If a line in the records below holds the string "that", count it; give only the total.

#### Task material ####

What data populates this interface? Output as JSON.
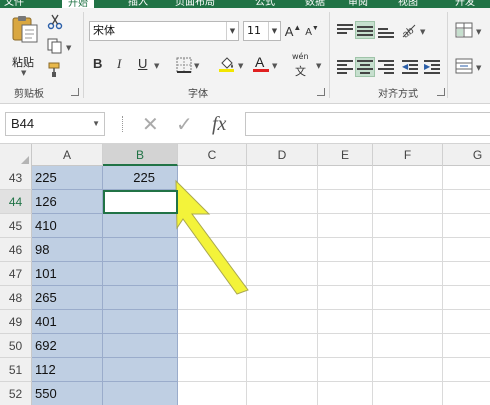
{
  "tabs": [
    {
      "label": "文件",
      "active": false
    },
    {
      "label": "开始",
      "active": true
    },
    {
      "label": "插入",
      "active": false
    },
    {
      "label": "页面布局",
      "active": false
    },
    {
      "label": "公式",
      "active": false
    },
    {
      "label": "数据",
      "active": false
    },
    {
      "label": "审阅",
      "active": false
    },
    {
      "label": "视图",
      "active": false
    },
    {
      "label": "开发",
      "active": false
    }
  ],
  "clipboard": {
    "paste_label": "粘贴",
    "group_label": "剪贴板"
  },
  "font": {
    "name": "宋体",
    "size": "11",
    "group_label": "字体",
    "bold": "B",
    "italic": "I",
    "underline": "U",
    "color_label": "A",
    "grow": "A",
    "shrink": "A",
    "phonetic": "wén"
  },
  "alignment": {
    "group_label": "对齐方式"
  },
  "formula_bar": {
    "name_box": "B44",
    "cancel": "✕",
    "enter": "✓",
    "fx": "fx",
    "value": ""
  },
  "columns": [
    "A",
    "B",
    "C",
    "D",
    "E",
    "F",
    "G"
  ],
  "rows": [
    {
      "num": "43",
      "a": "225",
      "b": "225"
    },
    {
      "num": "44",
      "a": "126",
      "b": ""
    },
    {
      "num": "45",
      "a": "410",
      "b": ""
    },
    {
      "num": "46",
      "a": "98",
      "b": ""
    },
    {
      "num": "47",
      "a": "101",
      "b": ""
    },
    {
      "num": "48",
      "a": "265",
      "b": ""
    },
    {
      "num": "49",
      "a": "401",
      "b": ""
    },
    {
      "num": "50",
      "a": "692",
      "b": ""
    },
    {
      "num": "51",
      "a": "112",
      "b": ""
    },
    {
      "num": "52",
      "a": "550",
      "b": ""
    }
  ],
  "selection": {
    "active_cell": "B44",
    "shaded_columns": [
      "A",
      "B"
    ]
  },
  "colors": {
    "accent": "#217346",
    "selection_fill": "#bfcfe3",
    "annotation_arrow": "#f3f33a"
  }
}
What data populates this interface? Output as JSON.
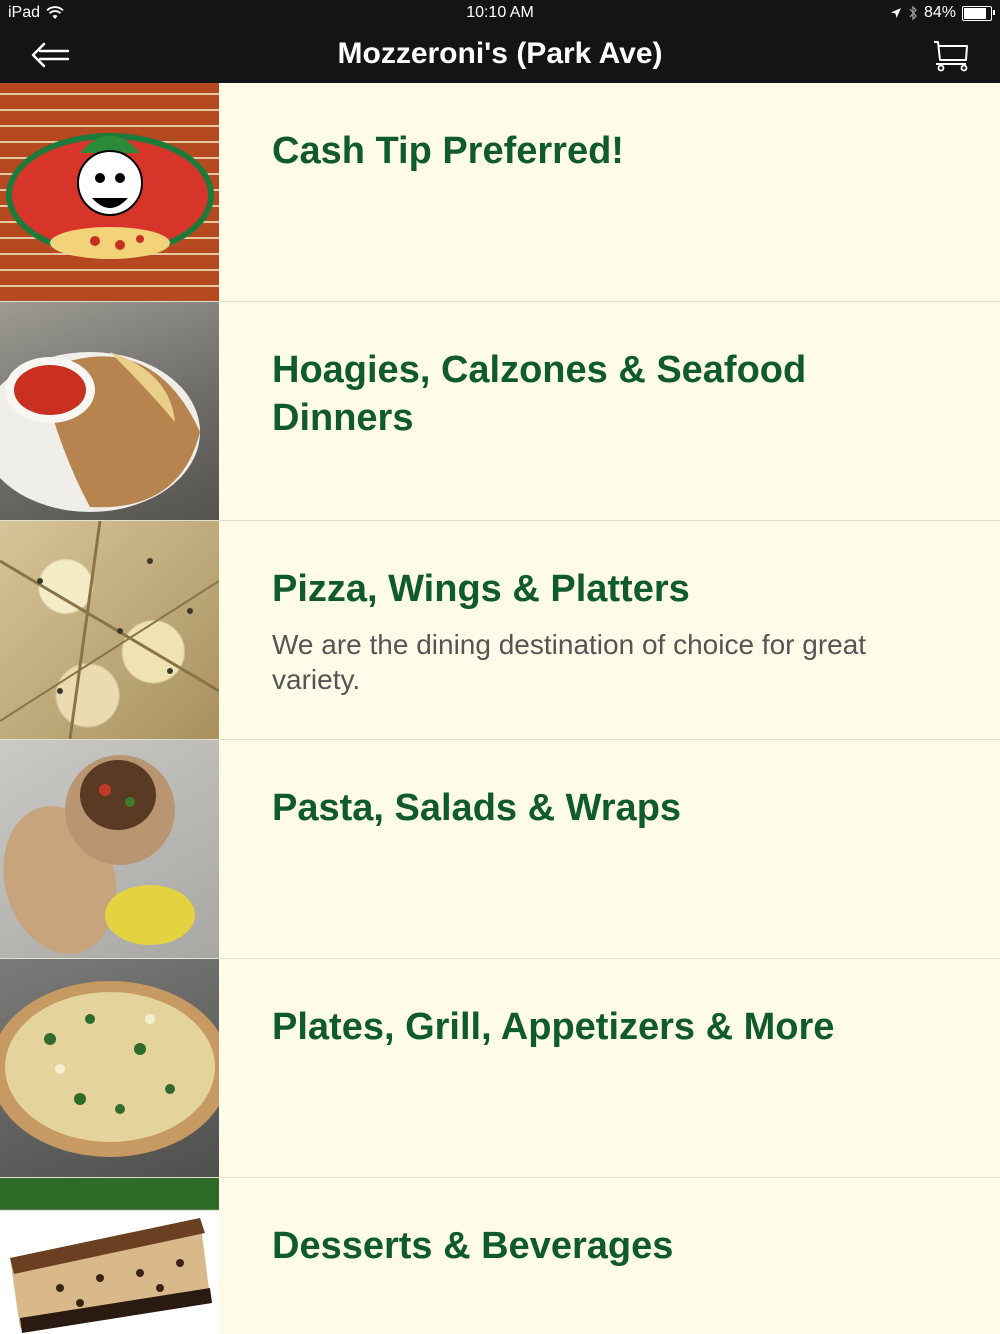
{
  "status_bar": {
    "device": "iPad",
    "time": "10:10 AM",
    "battery": "84%",
    "battery_level": 0.84
  },
  "nav": {
    "title": "Mozzeroni's (Park Ave)",
    "back_icon": "back-arrow-icon",
    "cart_icon": "cart-icon"
  },
  "categories": [
    {
      "title": "Cash Tip Preferred!",
      "desc": "",
      "image": "mozzeroni-logo"
    },
    {
      "title": "Hoagies, Calzones & Seafood Dinners",
      "desc": "",
      "image": "calzone-photo"
    },
    {
      "title": "Pizza, Wings & Platters",
      "desc": "We are the dining destination of choice for great variety.",
      "image": "white-pizza-photo"
    },
    {
      "title": "Pasta, Salads & Wraps",
      "desc": "",
      "image": "wrap-photo"
    },
    {
      "title": "Plates, Grill, Appetizers & More",
      "desc": "",
      "image": "flatbread-photo"
    },
    {
      "title": "Desserts & Beverages",
      "desc": "",
      "image": "cheesecake-photo"
    }
  ],
  "colors": {
    "bar_bg": "#141414",
    "list_bg": "#fefbe9",
    "title_green": "#0f5b2a"
  }
}
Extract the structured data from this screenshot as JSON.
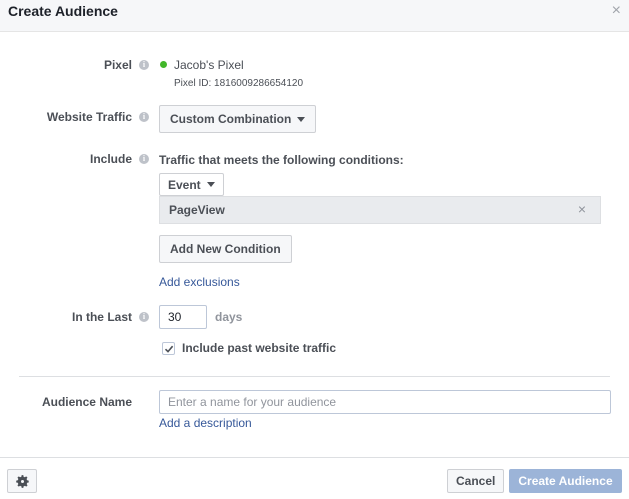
{
  "dialog": {
    "title": "Create Audience",
    "close_glyph": "×"
  },
  "pixel": {
    "label": "Pixel",
    "name": "Jacob's Pixel",
    "id_label": "Pixel ID:",
    "id_value": "1816009286654120",
    "status_color": "#42b72a"
  },
  "website_traffic": {
    "label": "Website Traffic",
    "selected": "Custom Combination"
  },
  "include": {
    "label": "Include",
    "heading": "Traffic that meets the following conditions:",
    "event_dropdown": "Event",
    "condition": "PageView",
    "remove_glyph": "×",
    "add_condition": "Add New Condition",
    "add_exclusions": "Add exclusions"
  },
  "retention": {
    "label": "In the Last",
    "value": "30",
    "unit": "days",
    "past_traffic_label": "Include past website traffic",
    "past_traffic_checked": true
  },
  "audience_name": {
    "label": "Audience Name",
    "placeholder": "Enter a name for your audience",
    "value": "",
    "add_description": "Add a description"
  },
  "footer": {
    "settings_icon": "gear-icon",
    "cancel": "Cancel",
    "create": "Create Audience"
  },
  "colors": {
    "link": "#365899",
    "primary_disabled": "#9cb4d8",
    "header_bg": "#f6f7f9"
  }
}
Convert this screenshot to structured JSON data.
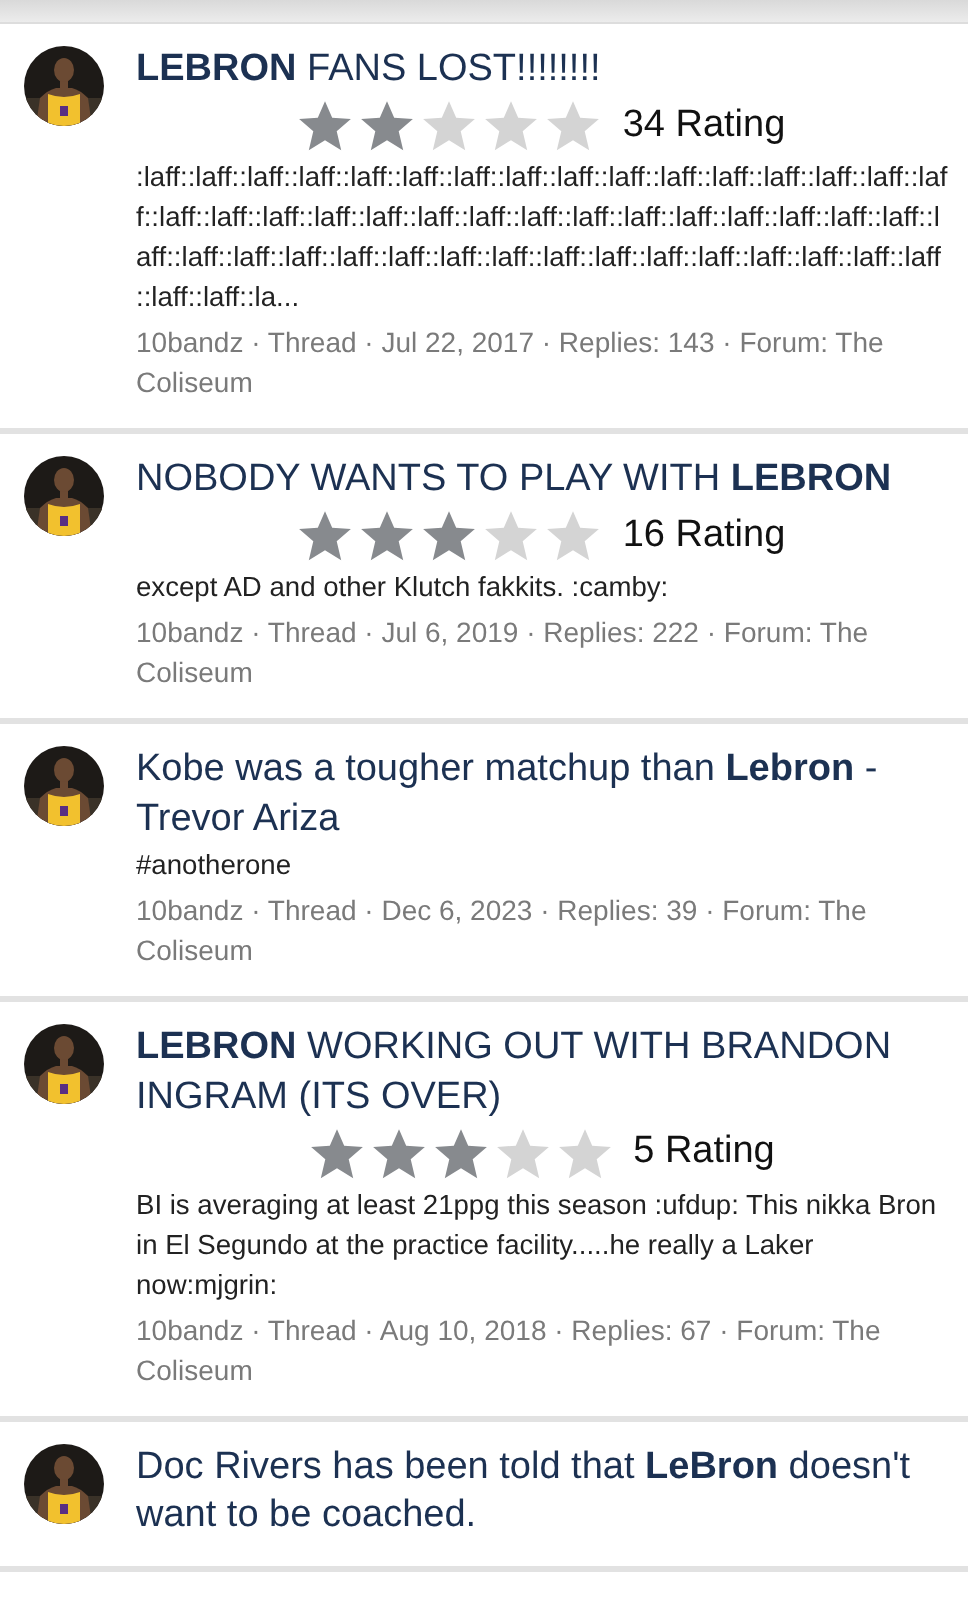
{
  "threads": [
    {
      "title": "**LEBRON** FANS LOST!!!!!!!!",
      "stars": 2,
      "rating": "34 Rating",
      "snippet": ":laff::laff::laff::laff::laff::laff::laff::laff::laff::laff::laff::laff::laff::laff::laff::laff::laff::laff::laff::laff::laff::laff::laff::laff::laff::laff::laff::laff::laff::laff::laff::laff::laff::laff::laff::laff::laff::laff::laff::laff::laff::laff::laff::laff::laff::laff::laff::laff::laff::la...",
      "meta": "10bandz · Thread · Jul 22, 2017 · Replies: 143 · Forum: The Coliseum"
    },
    {
      "title": "NOBODY WANTS TO PLAY WITH **LEBRON**",
      "stars": 3,
      "rating": "16 Rating",
      "snippet": "except AD and other Klutch fakkits. :camby:",
      "meta": "10bandz · Thread · Jul 6, 2019 · Replies: 222 · Forum: The Coliseum"
    },
    {
      "title": "Kobe was a tougher matchup than **Lebron** - Trevor Ariza",
      "snippet": "#anotherone",
      "meta": "10bandz · Thread · Dec 6, 2023 · Replies: 39 · Forum: The Coliseum"
    },
    {
      "title": "**LEBRON** WORKING OUT WITH BRANDON INGRAM (ITS OVER)",
      "stars": 3,
      "rating": "5 Rating",
      "snippet": "BI is averaging at least 21ppg this season :ufdup: This nikka Bron in El Segundo at the practice facility.....he really a Laker now:mjgrin:",
      "meta": "10bandz · Thread · Aug 10, 2018 · Replies: 67 · Forum: The Coliseum"
    },
    {
      "title": "Doc Rivers has been told that **LeBron** doesn't want to be coached."
    }
  ]
}
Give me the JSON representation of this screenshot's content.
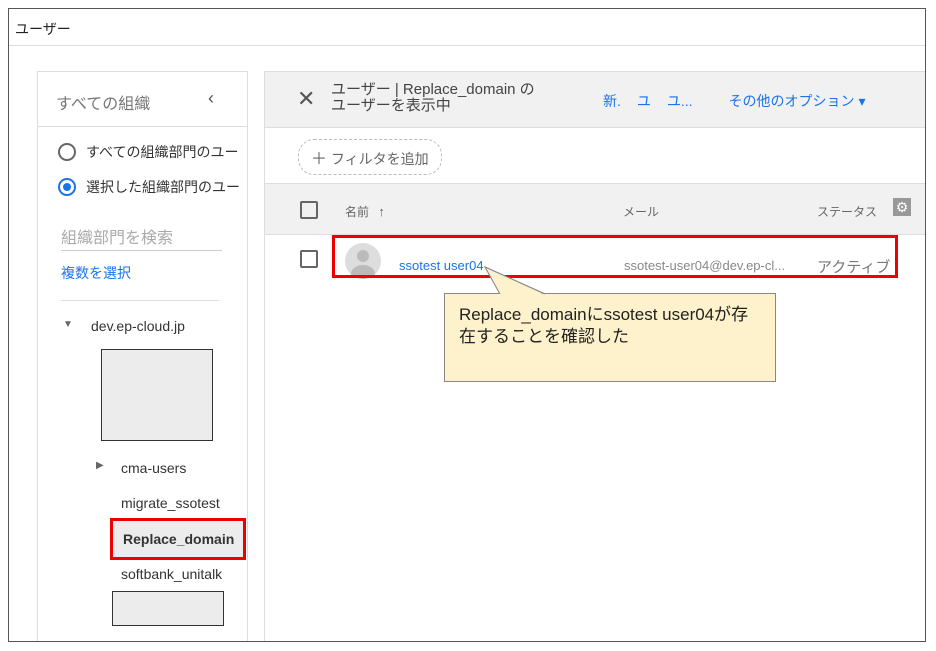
{
  "window": {
    "title": "ユーザー"
  },
  "sidebar": {
    "title": "すべての組織",
    "collapse_icon": "‹",
    "radio_all": "すべての組織部門のユー",
    "radio_selected": "選択した組織部門のユー",
    "search_placeholder": "組織部門を検索",
    "multi_select": "複数を選択",
    "root": "dev.ep-cloud.jp",
    "items": [
      "cma-users",
      "migrate_ssotest",
      "Replace_domain",
      "softbank_unitalk"
    ]
  },
  "header": {
    "title_line1": "ユーザー | Replace_domain の",
    "title_line2": "ユーザーを表示中",
    "actions": [
      "新.",
      "ユ",
      "ユ..."
    ],
    "more_options": "その他のオプション ▾"
  },
  "filter": {
    "label": "フィルタを追加"
  },
  "table": {
    "columns": {
      "name": "名前",
      "mail": "メール",
      "status": "ステータス"
    },
    "rows": [
      {
        "name": "ssotest user04",
        "email": "ssotest-user04@dev.ep-cl...",
        "status": "アクティブ"
      }
    ]
  },
  "annotation": {
    "text": "Replace_domainにssotest user04が存在することを確認した"
  },
  "colors": {
    "accent": "#1a73e8",
    "highlight": "#e00000",
    "callout": "#fdf2cc"
  }
}
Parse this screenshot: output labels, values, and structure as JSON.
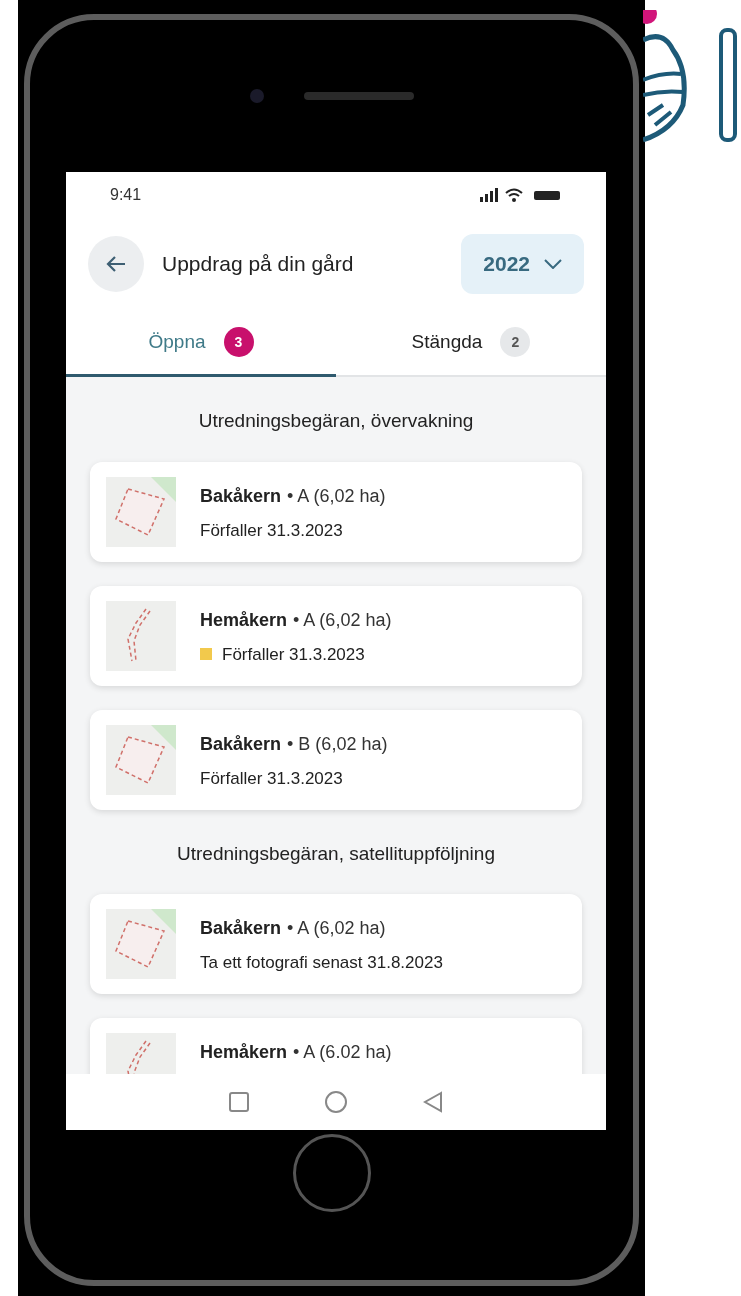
{
  "status_bar": {
    "time": "9:41"
  },
  "header": {
    "title": "Uppdrag på din gård",
    "year": "2022"
  },
  "tabs": [
    {
      "label": "Öppna",
      "count": "3",
      "selected": true
    },
    {
      "label": "Stängda",
      "count": "2",
      "selected": false
    }
  ],
  "sections": [
    {
      "title": "Utredningsbegäran, övervakning",
      "items": [
        {
          "kind": "block",
          "name": "Bakåkern",
          "plot": "• A (6,02 ha)",
          "due": "Förfaller 31.3.2023"
        },
        {
          "kind": "strip",
          "name": "Hemåkern",
          "plot": "• A (6,02 ha)",
          "due": "Förfaller 31.3.2023",
          "color": "#f2c94c"
        },
        {
          "kind": "block",
          "name": "Bakåkern",
          "plot": "• B (6,02 ha)",
          "due": "Förfaller 31.3.2023"
        }
      ]
    },
    {
      "title": "Utredningsbegäran, satellituppföljning",
      "items": [
        {
          "kind": "block",
          "name": "Bakåkern",
          "plot": "• A (6,02 ha)",
          "due": "Ta ett fotografi senast 31.8.2023"
        },
        {
          "kind": "strip",
          "name": "Hemåkern",
          "plot": "• A (6.02 ha)"
        }
      ]
    }
  ]
}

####

Response area - 2